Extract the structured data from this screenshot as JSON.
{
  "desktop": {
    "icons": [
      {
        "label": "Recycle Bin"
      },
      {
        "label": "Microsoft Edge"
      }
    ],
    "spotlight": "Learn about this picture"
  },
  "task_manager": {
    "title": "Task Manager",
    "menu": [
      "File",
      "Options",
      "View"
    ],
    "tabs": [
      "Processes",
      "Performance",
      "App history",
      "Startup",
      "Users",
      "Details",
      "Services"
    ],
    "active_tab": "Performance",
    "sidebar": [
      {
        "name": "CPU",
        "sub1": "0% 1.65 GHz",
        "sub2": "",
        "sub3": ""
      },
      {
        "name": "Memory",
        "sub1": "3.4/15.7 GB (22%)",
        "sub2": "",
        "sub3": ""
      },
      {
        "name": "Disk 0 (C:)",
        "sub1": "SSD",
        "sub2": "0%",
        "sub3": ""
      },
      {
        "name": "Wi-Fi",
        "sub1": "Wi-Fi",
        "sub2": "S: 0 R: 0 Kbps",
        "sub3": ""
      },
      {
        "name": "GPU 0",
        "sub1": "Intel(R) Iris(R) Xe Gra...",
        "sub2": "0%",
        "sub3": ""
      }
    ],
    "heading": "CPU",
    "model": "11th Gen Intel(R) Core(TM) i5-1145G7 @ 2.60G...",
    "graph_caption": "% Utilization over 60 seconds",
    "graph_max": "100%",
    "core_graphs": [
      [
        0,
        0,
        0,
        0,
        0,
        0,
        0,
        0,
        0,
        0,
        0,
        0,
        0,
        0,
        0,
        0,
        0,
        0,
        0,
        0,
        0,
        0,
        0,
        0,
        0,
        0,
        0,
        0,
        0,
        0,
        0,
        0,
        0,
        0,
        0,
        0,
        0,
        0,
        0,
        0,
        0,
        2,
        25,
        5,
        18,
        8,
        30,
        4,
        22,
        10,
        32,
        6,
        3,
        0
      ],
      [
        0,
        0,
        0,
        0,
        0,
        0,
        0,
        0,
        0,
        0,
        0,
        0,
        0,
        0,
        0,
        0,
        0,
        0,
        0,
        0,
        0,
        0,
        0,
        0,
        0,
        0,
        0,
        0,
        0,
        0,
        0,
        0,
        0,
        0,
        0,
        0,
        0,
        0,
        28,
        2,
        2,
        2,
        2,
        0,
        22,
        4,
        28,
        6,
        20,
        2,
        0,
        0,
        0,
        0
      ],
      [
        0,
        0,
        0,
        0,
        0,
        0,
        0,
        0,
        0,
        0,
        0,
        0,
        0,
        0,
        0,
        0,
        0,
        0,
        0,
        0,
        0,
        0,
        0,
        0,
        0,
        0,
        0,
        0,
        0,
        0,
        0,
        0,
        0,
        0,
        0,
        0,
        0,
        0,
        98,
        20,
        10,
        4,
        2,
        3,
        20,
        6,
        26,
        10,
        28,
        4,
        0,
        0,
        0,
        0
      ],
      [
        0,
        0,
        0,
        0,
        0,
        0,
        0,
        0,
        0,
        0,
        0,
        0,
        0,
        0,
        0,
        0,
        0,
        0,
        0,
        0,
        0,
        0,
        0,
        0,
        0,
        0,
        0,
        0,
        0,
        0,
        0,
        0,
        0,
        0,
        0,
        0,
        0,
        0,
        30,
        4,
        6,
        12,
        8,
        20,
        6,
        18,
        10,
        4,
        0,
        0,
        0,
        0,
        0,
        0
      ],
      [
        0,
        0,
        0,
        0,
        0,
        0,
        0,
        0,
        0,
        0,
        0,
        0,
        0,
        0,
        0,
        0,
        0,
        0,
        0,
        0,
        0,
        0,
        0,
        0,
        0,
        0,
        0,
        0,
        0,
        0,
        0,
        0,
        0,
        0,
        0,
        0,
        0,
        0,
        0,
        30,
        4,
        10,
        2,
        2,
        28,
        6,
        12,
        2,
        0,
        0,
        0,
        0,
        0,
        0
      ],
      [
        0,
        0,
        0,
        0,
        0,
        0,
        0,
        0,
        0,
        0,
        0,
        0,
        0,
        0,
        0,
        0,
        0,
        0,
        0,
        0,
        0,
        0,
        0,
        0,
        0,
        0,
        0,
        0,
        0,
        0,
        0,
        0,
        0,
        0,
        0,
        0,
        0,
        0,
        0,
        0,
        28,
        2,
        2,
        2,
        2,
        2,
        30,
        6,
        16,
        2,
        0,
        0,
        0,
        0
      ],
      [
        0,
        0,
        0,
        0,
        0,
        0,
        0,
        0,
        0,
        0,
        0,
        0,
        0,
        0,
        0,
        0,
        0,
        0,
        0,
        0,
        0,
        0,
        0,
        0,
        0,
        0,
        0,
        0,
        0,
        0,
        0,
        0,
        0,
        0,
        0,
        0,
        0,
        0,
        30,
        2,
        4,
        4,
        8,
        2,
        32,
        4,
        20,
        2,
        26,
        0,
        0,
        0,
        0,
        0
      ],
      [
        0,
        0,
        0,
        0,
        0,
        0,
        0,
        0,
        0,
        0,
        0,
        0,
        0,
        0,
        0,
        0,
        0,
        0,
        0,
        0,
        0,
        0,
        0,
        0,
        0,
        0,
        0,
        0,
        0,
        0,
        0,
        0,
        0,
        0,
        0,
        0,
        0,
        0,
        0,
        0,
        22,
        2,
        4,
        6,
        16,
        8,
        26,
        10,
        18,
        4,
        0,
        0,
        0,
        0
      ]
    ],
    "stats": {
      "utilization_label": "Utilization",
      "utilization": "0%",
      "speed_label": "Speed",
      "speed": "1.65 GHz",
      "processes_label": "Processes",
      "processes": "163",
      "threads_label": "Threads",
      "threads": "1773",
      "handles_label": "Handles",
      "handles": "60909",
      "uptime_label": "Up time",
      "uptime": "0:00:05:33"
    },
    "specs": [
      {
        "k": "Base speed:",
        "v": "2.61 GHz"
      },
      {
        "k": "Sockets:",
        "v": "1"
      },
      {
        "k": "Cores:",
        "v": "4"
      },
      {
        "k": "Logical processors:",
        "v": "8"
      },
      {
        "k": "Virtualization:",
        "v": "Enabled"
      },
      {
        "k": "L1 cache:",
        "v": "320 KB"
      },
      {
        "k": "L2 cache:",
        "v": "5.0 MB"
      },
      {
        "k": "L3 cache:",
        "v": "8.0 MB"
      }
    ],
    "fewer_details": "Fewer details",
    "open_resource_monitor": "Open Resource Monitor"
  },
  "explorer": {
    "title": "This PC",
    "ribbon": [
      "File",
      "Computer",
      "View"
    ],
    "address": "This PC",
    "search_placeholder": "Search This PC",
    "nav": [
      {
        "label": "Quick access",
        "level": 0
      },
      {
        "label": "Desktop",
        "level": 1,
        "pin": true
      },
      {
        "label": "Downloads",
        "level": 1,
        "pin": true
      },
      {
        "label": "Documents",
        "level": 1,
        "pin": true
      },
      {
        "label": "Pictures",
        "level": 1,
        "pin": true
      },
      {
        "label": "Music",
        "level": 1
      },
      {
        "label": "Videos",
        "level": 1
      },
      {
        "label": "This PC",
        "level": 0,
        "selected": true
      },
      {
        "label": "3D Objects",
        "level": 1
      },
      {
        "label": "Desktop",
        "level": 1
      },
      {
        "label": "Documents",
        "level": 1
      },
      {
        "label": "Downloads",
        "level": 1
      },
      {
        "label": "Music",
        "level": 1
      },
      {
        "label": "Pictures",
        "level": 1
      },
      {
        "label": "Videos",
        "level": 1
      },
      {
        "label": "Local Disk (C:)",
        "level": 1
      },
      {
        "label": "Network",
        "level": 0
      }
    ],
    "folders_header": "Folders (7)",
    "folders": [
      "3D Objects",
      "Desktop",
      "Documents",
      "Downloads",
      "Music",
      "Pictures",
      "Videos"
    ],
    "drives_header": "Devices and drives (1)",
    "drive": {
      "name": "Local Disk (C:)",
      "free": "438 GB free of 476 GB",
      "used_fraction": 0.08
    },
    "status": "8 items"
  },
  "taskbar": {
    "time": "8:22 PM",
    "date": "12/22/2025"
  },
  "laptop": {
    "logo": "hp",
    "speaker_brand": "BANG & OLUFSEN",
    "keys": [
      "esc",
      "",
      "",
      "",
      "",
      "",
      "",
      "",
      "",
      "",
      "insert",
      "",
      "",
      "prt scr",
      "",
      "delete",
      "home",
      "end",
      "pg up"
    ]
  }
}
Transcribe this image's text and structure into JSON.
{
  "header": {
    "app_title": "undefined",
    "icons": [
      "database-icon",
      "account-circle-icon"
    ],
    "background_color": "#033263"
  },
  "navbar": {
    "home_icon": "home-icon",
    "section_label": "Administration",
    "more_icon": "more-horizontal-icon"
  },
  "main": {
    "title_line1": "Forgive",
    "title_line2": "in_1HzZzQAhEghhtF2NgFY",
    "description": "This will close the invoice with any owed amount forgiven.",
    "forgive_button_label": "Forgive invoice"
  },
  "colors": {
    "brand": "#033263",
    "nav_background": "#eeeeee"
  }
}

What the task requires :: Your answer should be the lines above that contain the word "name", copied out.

Solution to the exercise ::
        "name": "CPU",
        "name": "Memory",
        "name": "Disk 0 (C:)",
        "name": "Wi-Fi",
        "name": "GPU 0",
      "name": "Local Disk (C:)",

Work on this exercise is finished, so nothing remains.